I'm a fan of Seinfeld (the TV show).....mostly because it's a show about 'nothing', and it succeeded with the public because it made a fantastic case about nothing really happening or changing. I came to this interesting topic again this morning.....after reading through the business news and coming to a piece on Switzerland.
Back in the summer, there was this brief period when Finland got into the news over what they described as an experiment.....to basically pay every Finn citizen a basic income. It wouldn't matter if they worked or not....they'd would be guaranteed a basic income. The amount? Well.....it's still being discussed. In fact, lots of things about the Finn idea are still being discussed, and it won't be till late spring when they bring it to a public forum, and the government says that the implementation phase won't happen until the summer of 2017 at the earliest point.
The general idea, which goes back almost a hundred years, revolves around the concept that you'd be guaranteed X income no matter who you were or what circumstance you were in.

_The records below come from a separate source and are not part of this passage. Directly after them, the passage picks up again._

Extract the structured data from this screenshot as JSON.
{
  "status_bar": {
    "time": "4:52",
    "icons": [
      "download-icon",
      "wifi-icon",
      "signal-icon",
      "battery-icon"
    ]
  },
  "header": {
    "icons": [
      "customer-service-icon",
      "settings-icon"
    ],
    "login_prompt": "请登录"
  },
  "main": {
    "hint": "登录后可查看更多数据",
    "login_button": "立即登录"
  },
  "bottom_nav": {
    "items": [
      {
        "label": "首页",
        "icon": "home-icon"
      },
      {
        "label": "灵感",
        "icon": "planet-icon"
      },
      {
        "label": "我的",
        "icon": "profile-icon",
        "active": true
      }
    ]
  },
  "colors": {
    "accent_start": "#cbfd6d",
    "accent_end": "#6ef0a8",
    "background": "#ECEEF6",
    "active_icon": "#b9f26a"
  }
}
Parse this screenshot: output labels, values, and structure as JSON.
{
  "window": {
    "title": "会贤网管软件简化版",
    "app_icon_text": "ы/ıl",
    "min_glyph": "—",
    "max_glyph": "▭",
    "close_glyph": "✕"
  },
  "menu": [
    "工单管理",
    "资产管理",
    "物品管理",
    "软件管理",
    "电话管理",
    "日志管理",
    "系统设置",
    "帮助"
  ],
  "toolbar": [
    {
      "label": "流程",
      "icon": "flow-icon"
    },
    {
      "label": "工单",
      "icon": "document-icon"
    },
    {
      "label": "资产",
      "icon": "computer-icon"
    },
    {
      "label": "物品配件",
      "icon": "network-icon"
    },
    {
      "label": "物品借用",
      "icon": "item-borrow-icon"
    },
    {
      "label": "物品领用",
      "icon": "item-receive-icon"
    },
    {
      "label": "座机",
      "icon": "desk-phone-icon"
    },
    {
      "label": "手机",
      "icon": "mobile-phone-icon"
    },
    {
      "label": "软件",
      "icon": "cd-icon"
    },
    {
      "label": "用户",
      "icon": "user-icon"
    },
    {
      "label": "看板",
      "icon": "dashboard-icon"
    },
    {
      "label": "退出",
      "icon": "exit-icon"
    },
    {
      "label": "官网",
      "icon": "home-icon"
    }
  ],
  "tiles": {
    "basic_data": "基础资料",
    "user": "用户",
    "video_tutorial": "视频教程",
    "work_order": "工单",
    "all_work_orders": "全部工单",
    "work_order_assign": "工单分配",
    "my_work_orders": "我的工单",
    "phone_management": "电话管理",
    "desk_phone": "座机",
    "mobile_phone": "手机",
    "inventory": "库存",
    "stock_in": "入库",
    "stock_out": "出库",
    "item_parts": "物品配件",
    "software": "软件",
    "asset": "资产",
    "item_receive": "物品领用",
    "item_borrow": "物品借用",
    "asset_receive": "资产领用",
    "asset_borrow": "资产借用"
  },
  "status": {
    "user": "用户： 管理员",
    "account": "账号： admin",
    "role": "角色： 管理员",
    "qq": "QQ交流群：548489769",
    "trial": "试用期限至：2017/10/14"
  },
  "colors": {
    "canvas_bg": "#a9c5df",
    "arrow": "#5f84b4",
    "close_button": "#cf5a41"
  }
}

Naturally, folks kinda hint that most people who have a real job....won't be affected, and there's the claim always at the start of discussions that this won't cost anything to businesses or people (no new taxes). It's just be a way that you'd talk about people and welfare operations....in a different way (basic income instead of welfare payments).
At the heart of this matter, you'd have to have a couple of economic experts who define the bare minimum required to live (rent, food, etc). Someone would have to make a decision where the minimum starts and ends.....and it gets to being very tricky how you balance this in a dynamic country....in rural and metropolitan areas.....and if transportation is figured into this or to what degree.
The odds of the Finn experiment actually occurring. Most journalists feel optimistic and something will occur. Whether it lasts through the experimental period and becomes a permanent part of the public structure.....is a virtual unknown.
Why any of this discussion matters?
Well, Switzerland has decided to pick up the same discussion and has opted for a referendum for the summer of 2016.....letting the public say if a basic income-law can exist there.
This has generated a few German journalists to come out and suggest that if it passes in Switzerland.....this might come up in a debate for the German national election in 2017. It would be the kind of topic that I could envision the Greens, the Linke Party and SPD Party of Germany supporting.
A utopia device?
If you stood back and tried to envision this in Germany.....you'd likely have to set the threshold at roughly 1,500 Euro per family unit. Hartz IV.....the German welfare system....that everyone cringes over and hates to see in political dialog would come to an end and you'd just reinvent welfare into a totally different category of recognition.
There are two pieces to the idea beyond what the journalists or political figures talk about. First, it's basically eradicating the idea of welfare or identification of anyone on welfare. If you considered this a stigma in life.....well....basic income would be the new term to use instead of welfare. You can reshape this all you want and have a great public forum and national vote.....all you get is welfare version 2.0 (basic income).
The second part to this story is that chatter about not costing one penny more....no new taxes....no additional burden upon the government itself. Sadly (my perception)....no politician will dare write a code into the law which forbids "not one penny more". To make something like this work.....you end up with categories of people who need X amount of money to live in Berlin, but 10-percent less than X amount of money to live in a small town of the Hunsruck.
I'll sit back and watch the Swiss forum and vote, and view this German discussion over the same topic. Eventually, some brilliant genius will stand up in a German public forum and ask what's the real difference between welfare (Hartz IV) and basic-income, and the answer will be nothing....unless you tax people more to reach a higher level of welfare. At that point, the German public will sit there grinning and asking why they are reinventing a word or government program, and it'll be hard for the political figures to carry the discussion forward.